◆ **WORK ORDER**
Copy out each line of the entries where the word "Gerätealter" is present.

[Data records for software interfaces]
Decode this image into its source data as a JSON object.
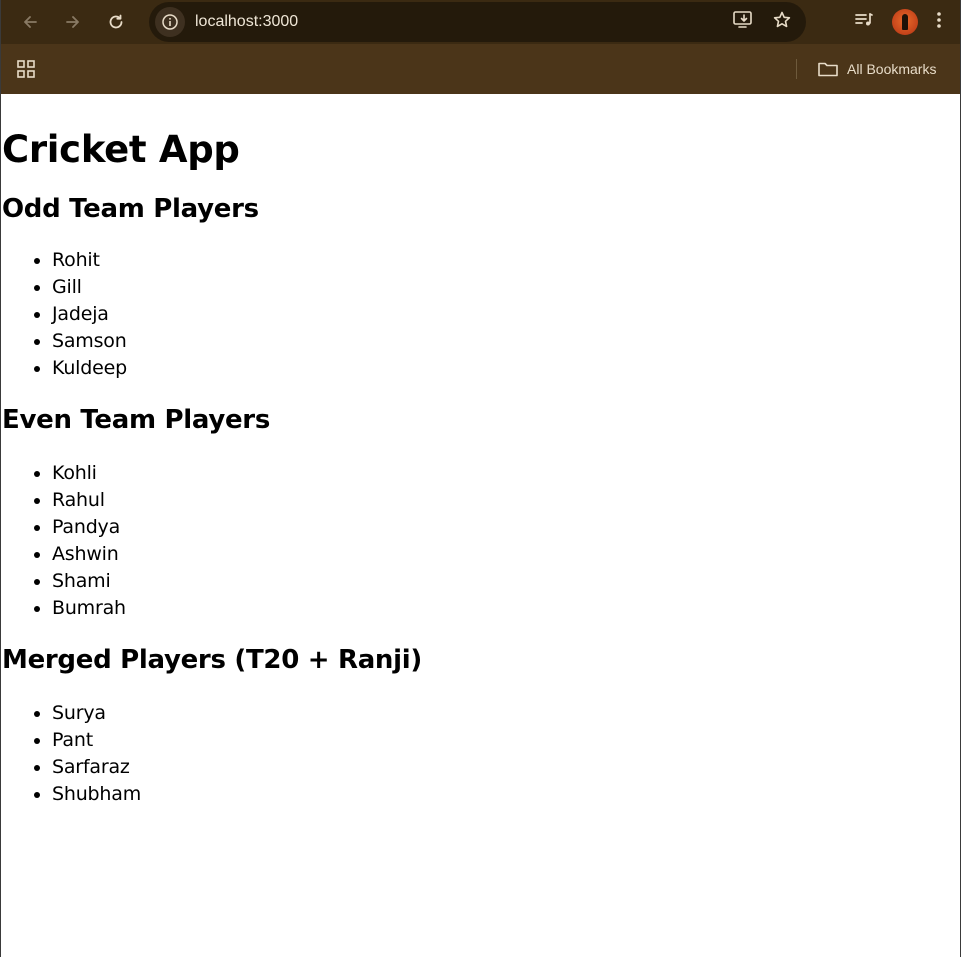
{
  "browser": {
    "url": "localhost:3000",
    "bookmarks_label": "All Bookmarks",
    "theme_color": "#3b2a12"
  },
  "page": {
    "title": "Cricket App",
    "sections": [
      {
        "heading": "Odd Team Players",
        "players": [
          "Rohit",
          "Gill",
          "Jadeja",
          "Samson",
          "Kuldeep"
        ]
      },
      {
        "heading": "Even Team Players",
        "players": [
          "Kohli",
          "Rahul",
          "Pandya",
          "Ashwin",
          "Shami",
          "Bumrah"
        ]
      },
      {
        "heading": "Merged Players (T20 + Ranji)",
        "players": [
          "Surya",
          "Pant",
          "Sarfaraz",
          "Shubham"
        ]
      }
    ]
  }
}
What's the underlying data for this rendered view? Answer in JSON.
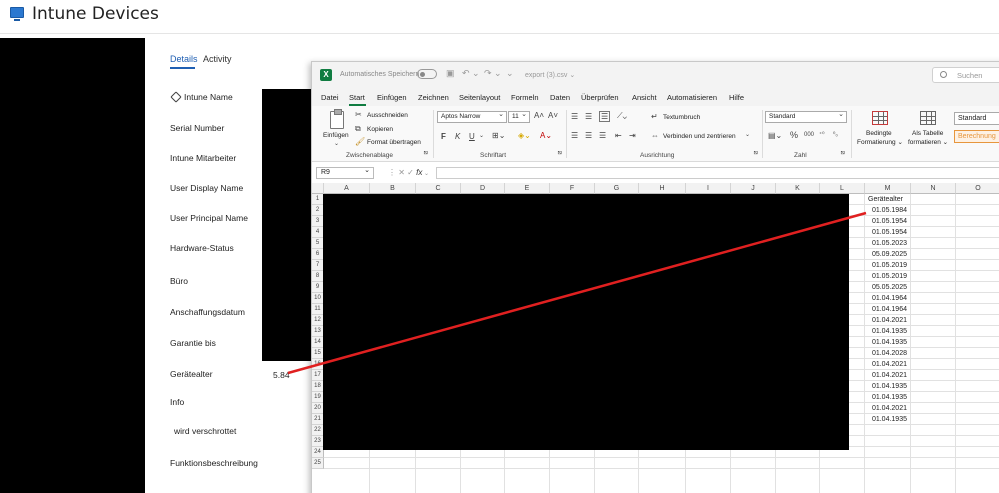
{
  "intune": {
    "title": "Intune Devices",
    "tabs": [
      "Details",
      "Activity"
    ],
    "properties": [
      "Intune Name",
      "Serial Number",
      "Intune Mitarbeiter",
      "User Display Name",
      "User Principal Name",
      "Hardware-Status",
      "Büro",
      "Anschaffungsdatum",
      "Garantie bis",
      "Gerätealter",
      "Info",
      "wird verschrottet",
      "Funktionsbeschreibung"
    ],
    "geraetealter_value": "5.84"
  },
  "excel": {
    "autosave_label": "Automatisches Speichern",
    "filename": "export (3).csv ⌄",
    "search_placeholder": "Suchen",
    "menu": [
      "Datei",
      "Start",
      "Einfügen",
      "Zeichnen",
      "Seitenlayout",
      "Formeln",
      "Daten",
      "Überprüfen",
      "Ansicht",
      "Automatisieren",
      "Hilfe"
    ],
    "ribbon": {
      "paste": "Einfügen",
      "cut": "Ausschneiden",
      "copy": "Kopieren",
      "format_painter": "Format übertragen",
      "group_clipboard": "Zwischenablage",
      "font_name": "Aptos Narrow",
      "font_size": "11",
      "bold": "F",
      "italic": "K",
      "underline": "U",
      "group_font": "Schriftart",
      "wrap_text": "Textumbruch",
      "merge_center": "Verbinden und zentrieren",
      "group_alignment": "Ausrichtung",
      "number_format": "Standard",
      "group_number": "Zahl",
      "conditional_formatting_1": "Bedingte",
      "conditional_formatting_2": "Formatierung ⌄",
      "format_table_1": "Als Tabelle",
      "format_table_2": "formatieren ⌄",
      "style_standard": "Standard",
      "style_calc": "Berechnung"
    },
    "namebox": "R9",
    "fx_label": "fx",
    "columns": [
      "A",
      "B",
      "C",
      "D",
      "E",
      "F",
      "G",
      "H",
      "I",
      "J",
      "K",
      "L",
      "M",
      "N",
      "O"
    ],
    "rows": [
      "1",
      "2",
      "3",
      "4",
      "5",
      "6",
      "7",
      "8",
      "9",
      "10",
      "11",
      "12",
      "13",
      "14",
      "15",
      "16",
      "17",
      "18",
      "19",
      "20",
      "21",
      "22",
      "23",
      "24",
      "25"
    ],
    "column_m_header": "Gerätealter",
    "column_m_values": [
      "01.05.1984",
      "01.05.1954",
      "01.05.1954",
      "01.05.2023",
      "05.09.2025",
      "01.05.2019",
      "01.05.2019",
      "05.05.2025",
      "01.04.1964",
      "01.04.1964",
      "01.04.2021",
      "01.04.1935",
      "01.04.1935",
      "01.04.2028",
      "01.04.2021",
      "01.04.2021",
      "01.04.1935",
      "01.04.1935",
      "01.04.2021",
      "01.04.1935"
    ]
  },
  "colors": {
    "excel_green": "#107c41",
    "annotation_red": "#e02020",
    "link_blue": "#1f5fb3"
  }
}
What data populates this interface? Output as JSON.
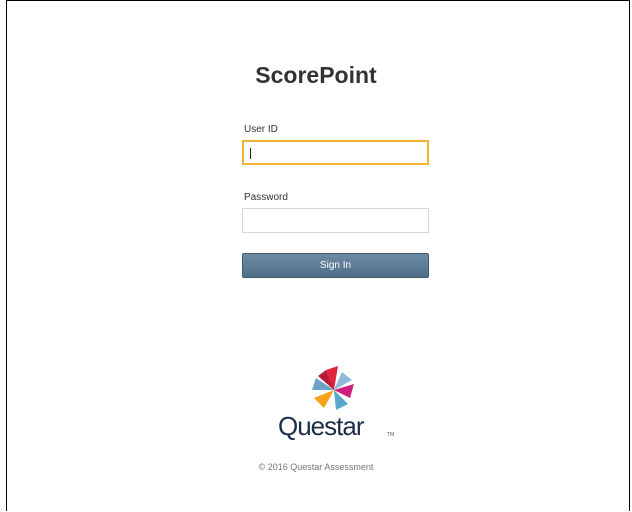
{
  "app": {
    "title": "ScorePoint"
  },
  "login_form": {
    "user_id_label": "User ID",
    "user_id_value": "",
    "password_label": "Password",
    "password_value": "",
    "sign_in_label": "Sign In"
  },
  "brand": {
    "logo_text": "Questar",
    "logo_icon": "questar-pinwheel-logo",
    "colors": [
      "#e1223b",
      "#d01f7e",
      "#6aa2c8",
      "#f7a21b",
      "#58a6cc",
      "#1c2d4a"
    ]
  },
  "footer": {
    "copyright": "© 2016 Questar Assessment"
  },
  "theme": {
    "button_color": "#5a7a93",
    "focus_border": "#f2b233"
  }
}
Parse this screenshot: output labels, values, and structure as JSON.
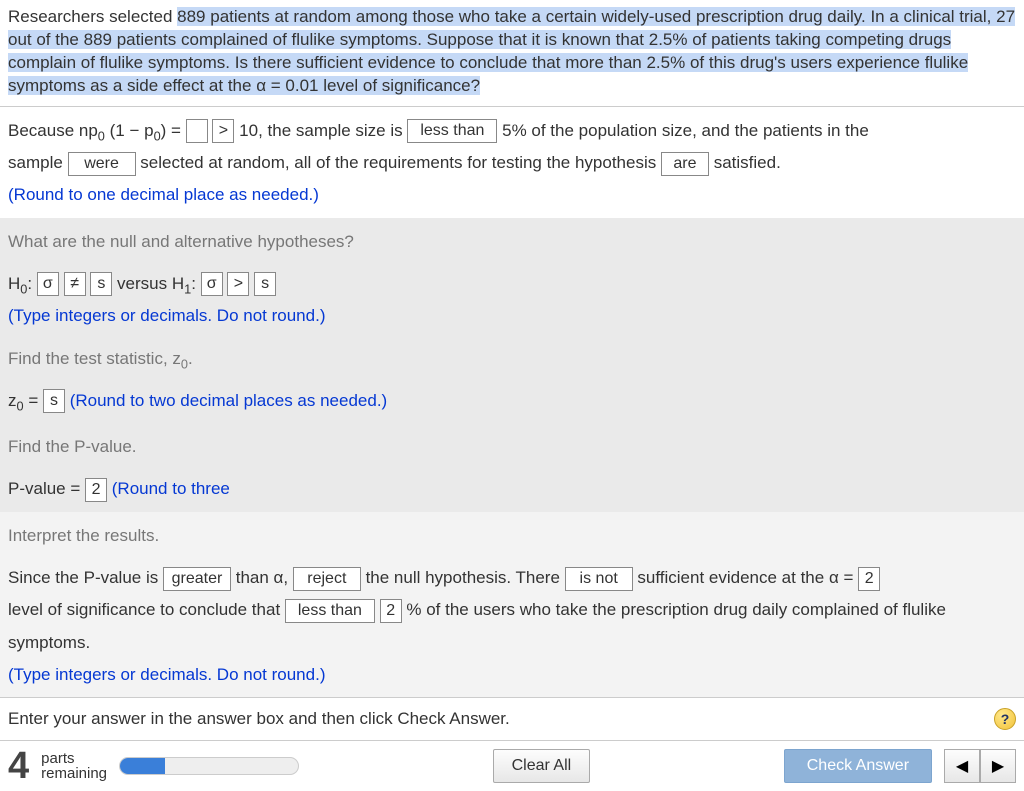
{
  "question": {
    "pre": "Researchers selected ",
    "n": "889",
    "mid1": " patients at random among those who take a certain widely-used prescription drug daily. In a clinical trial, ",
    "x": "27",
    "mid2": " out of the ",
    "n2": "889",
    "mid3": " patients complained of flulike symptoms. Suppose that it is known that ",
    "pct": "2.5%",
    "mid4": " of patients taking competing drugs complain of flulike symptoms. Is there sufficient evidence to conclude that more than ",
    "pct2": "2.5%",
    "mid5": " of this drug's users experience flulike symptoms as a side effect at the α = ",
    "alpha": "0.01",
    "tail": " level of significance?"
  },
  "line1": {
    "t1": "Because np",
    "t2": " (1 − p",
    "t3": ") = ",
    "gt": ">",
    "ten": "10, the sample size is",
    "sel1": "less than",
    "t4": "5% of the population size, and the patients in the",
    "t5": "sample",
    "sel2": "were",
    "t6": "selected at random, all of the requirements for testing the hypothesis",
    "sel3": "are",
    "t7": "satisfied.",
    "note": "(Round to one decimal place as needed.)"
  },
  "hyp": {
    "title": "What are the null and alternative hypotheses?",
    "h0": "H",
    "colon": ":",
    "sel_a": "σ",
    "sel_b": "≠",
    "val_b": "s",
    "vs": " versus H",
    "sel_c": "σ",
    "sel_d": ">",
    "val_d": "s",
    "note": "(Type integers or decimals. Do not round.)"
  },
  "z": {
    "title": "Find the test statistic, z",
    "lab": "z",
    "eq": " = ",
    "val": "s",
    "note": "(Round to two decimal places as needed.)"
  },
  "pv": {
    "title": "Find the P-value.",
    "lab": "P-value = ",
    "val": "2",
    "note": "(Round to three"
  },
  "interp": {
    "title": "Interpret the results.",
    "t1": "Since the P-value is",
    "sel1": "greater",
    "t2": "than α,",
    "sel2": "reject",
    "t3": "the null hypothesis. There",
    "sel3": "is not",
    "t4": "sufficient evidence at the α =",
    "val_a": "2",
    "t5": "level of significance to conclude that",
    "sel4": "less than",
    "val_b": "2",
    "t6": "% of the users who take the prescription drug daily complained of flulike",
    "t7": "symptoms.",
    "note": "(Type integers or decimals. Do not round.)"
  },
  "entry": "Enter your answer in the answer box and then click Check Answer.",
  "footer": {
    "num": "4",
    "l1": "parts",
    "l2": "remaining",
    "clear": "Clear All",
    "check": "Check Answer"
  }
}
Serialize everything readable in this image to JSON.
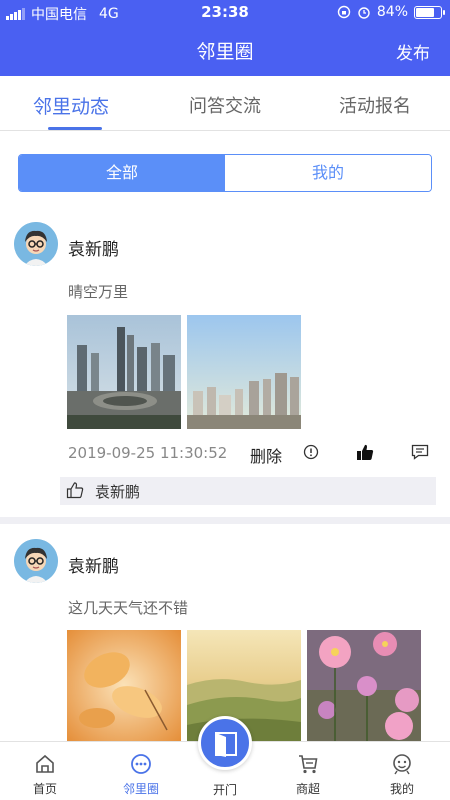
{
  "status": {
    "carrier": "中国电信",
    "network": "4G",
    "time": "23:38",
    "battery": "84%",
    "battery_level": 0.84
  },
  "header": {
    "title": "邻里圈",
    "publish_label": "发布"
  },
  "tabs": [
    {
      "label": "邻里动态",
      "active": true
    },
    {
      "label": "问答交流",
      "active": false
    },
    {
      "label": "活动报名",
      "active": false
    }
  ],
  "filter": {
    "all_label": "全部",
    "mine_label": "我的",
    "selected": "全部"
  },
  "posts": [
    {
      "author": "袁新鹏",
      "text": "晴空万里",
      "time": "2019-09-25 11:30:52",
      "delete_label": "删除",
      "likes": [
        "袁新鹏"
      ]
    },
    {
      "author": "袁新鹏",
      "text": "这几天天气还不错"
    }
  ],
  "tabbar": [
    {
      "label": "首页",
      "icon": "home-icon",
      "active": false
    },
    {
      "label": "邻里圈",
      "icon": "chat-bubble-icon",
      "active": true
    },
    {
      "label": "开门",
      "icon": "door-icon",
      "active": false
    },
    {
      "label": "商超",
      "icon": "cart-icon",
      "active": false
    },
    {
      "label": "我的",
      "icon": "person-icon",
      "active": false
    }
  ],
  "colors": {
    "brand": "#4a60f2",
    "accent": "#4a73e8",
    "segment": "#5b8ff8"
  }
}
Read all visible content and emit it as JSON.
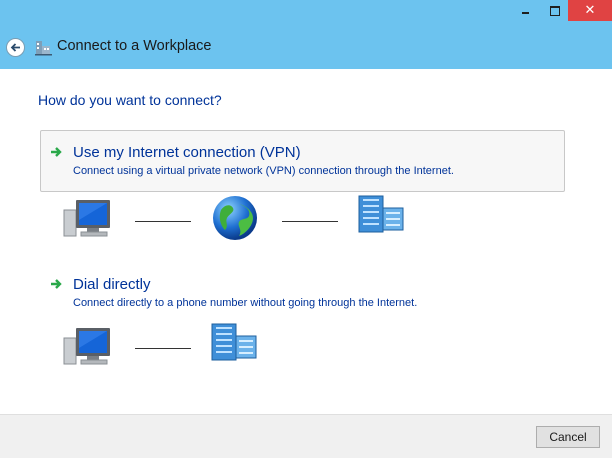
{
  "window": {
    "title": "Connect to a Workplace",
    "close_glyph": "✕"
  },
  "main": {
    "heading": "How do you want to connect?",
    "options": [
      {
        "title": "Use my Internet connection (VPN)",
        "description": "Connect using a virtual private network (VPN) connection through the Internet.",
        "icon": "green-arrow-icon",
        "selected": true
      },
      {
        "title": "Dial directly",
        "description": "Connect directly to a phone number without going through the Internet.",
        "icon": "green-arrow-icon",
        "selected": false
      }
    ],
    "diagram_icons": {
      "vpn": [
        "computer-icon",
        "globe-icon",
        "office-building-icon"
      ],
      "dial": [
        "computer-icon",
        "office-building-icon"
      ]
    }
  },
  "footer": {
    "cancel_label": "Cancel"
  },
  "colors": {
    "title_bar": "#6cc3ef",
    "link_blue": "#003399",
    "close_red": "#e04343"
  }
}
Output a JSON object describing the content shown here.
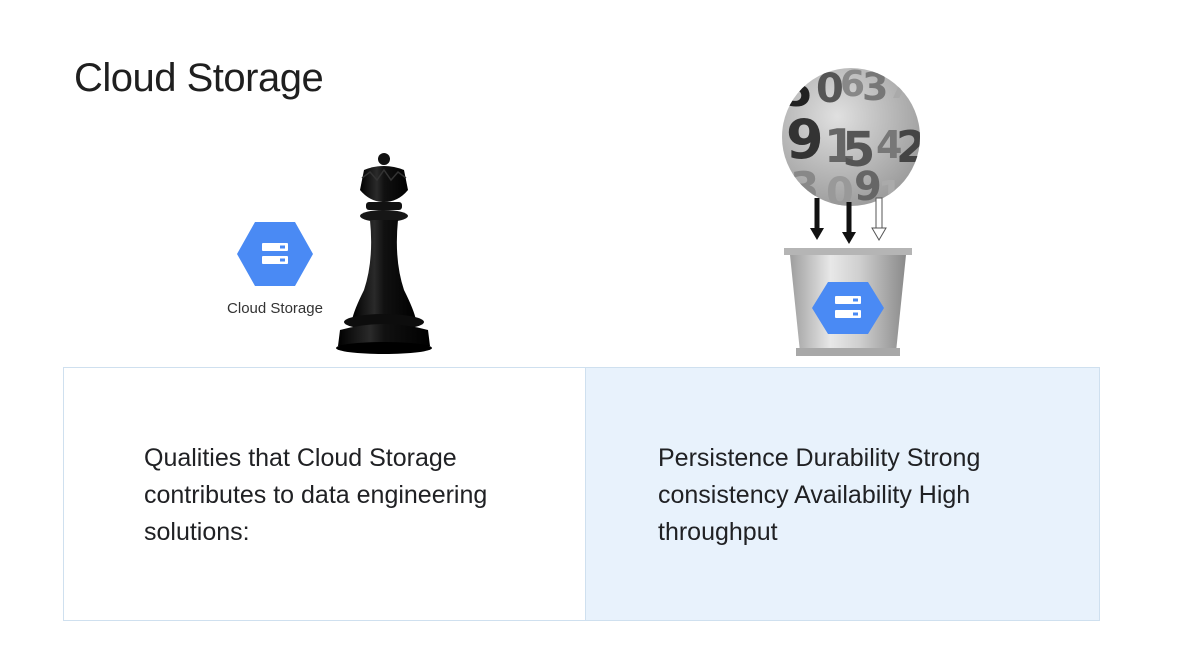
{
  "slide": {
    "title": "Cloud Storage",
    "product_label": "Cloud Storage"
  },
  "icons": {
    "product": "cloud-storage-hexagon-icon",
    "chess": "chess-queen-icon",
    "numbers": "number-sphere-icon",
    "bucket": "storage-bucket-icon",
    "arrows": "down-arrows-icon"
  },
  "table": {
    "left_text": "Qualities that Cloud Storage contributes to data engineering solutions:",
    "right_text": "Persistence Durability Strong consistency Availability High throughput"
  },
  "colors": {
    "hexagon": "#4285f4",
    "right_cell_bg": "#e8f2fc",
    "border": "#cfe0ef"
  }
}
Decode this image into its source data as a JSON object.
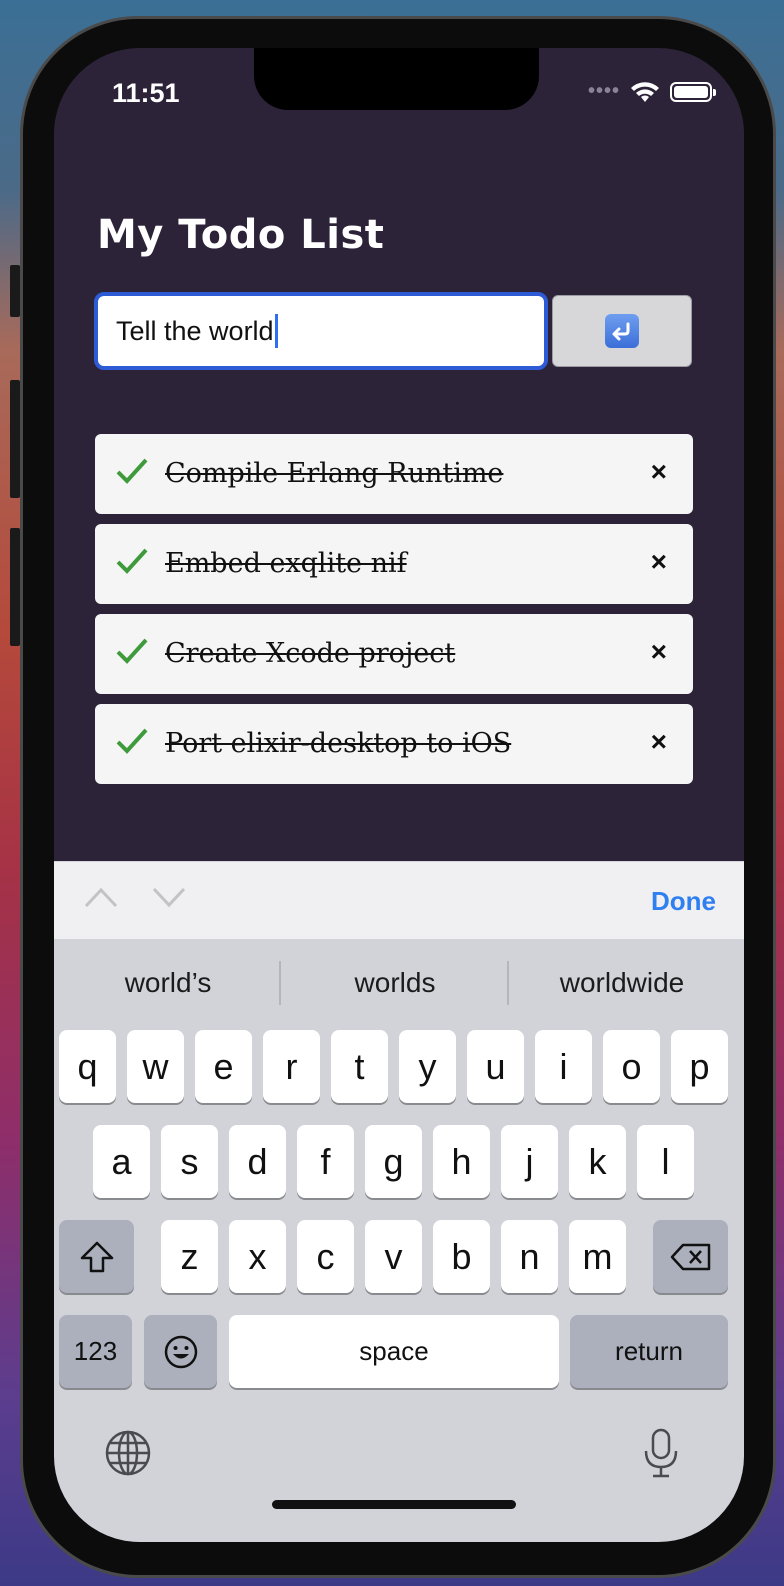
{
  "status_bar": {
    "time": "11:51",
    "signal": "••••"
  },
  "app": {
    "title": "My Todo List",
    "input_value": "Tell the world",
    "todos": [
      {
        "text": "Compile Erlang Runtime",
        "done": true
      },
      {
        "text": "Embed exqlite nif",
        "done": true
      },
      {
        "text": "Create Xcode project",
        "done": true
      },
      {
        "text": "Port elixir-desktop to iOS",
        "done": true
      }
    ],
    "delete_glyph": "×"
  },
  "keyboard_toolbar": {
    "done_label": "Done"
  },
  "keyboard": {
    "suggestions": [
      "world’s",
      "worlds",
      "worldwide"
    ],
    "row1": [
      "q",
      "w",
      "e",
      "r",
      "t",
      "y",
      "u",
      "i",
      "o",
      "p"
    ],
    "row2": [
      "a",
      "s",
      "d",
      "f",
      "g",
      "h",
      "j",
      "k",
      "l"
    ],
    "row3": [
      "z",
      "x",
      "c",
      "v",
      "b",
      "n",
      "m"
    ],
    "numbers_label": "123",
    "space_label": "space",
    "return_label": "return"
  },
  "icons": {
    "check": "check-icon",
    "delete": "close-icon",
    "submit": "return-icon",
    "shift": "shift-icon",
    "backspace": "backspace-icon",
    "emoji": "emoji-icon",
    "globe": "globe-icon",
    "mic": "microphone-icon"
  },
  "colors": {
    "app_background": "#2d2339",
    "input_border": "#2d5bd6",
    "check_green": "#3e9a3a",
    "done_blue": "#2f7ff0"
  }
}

◆ **REPLY TO THE TASK**
      "Gerätealter",
    "column_m_header": "Gerätealter",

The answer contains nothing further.